This incredibly scenic hike in the Marin Headlands has two big ups and downs with 600-800 feet of elevation change. You can eliminate the biggest one by starting at the Tennessee Valley Trailhead instead.

As you can see on the map below, our route out varied a bit from the route we took back and each way had its pros and cons. The way out was a little longer and had more elevation change, while the way back involved a steep, challenging section that I don't recommend for inexperienced hikers or people with kids.

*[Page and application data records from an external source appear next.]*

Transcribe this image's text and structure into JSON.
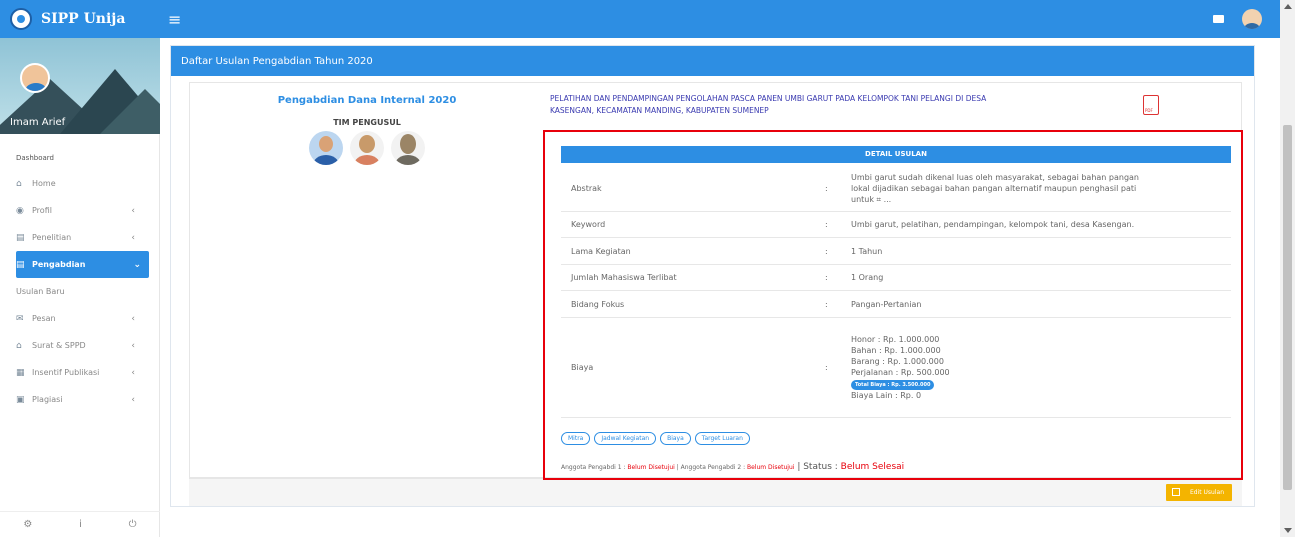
{
  "app": {
    "title": "SIPP Unija"
  },
  "user": {
    "name": "Imam Arief"
  },
  "sidebar": {
    "heading": "Dashboard",
    "items": [
      {
        "label": "Home",
        "icon": "home-icon",
        "chevron": ""
      },
      {
        "label": "Profil",
        "icon": "user-icon",
        "chevron": "‹"
      },
      {
        "label": "Penelitian",
        "icon": "book-icon",
        "chevron": "‹"
      },
      {
        "label": "Pengabdian",
        "icon": "book-icon",
        "chevron": "⌄"
      },
      {
        "label": "Usulan Baru",
        "icon": "",
        "chevron": ""
      },
      {
        "label": "Pesan",
        "icon": "mail-icon",
        "chevron": "‹"
      },
      {
        "label": "Surat & SPPD",
        "icon": "envelope-icon",
        "chevron": "‹"
      },
      {
        "label": "Insentif Publikasi",
        "icon": "calendar-icon",
        "chevron": "‹"
      },
      {
        "label": "Plagiasi",
        "icon": "monitor-icon",
        "chevron": "‹"
      }
    ],
    "footer": {
      "settings_glyph": "⚙",
      "info_glyph": "i",
      "power_glyph": "⏻"
    }
  },
  "panel": {
    "title": "Daftar Usulan Pengabdian Tahun 2020"
  },
  "usulan": {
    "scheme": "Pengabdian Dana Internal 2020",
    "tim_title": "TIM PENGUSUL",
    "judul_line1": "PELATIHAN DAN PENDAMPINGAN PENGOLAHAN PASCA PANEN UMBI GARUT PADA KELOMPOK TANI PELANGI DI DESA",
    "judul_line2": "KASENGAN, KECAMATAN MANDING, KABUPATEN SUMENEP"
  },
  "detail": {
    "title": "DETAIL USULAN",
    "abstrak_label": "Abstrak",
    "abstrak_line1": "Umbi garut sudah dikenal luas oleh masyarakat, sebagai bahan pangan",
    "abstrak_line2": "lokal dijadikan sebagai bahan pangan alternatif maupun penghasil pati",
    "abstrak_line3": "untuk ⌗ ...",
    "keyword_label": "Keyword",
    "keyword_value": "Umbi garut, pelatihan, pendampingan, kelompok tani, desa Kasengan.",
    "lama_label": "Lama Kegiatan",
    "lama_value": "1 Tahun",
    "mahasiswa_label": "Jumlah Mahasiswa Terlibat",
    "mahasiswa_value": "1 Orang",
    "bidang_label": "Bidang Fokus",
    "bidang_value": "Pangan-Pertanian",
    "biaya_label": "Biaya",
    "honor": "Honor : Rp. 1.000.000",
    "bahan": "Bahan : Rp. 1.000.000",
    "barang": "Barang : Rp. 1.000.000",
    "perjalanan": "Perjalanan : Rp. 500.000",
    "total": "Total Biaya : Rp. 3.500.000",
    "lain": "Biaya Lain : Rp. 0",
    "separator": ":"
  },
  "tabs": [
    "Mitra",
    "Jadwal Kegiatan",
    "Biaya",
    "Target Luaran"
  ],
  "status": {
    "a1_label": "Anggota Pengabdi 1 : ",
    "a1_value": "Belum Disetujui",
    "a2_label": " | Anggota Pengabdi 2 : ",
    "a2_value": "Belum Disetujui",
    "status_label": " | Status : ",
    "status_value": "Belum Selesai"
  },
  "actions": {
    "edit_label": "Edit Usulan"
  },
  "colors": {
    "primary": "#2d8ee3",
    "highlight": "#e8000b",
    "warning": "#f4b400"
  }
}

Going out: There is a big uphill from Rodeo Beach to Battery Townsley and beyond. We followed signs for the Coastal Trail, which is wide and even paved in places here, and then turned left onto the Wolf Ridge Trail which is dirt, single track, somewhat steep and can be slick due to loose grit, fine gravel. After a big downhill into Tennessee Valley, we crossed a small stream and a trail to the beach and then took a left followed quickly by a right to get back on the Coastal Trail.

From here, the trail heads up another big hill and then back down around Pirate Cove. The last stretch into the Muir Beach area is somewhat level before heading down. You can go left to the beach or right to go more directly to the Pelican Inn, which is a fantastic place to eat breakfast, lunch, dinner or grab a beer before turning around.

On the way back: After checking out Muir Beach and later along the trail accepting plastic eggs with candy from an adult wearing large bunny ears, we took a trail down to Tennessee Valley Beach, crossed the stream, and took a somewhat difficult to follow, incredibly steep and windy section of the Coastal Trail to get back up to Battery Townsley. This area has a maze of trails that wind through interesting old military buildings and tunnels. After doing some exploring, we headed down the hill to the parking area feeling tired, but accomplished.

Rodeo Beach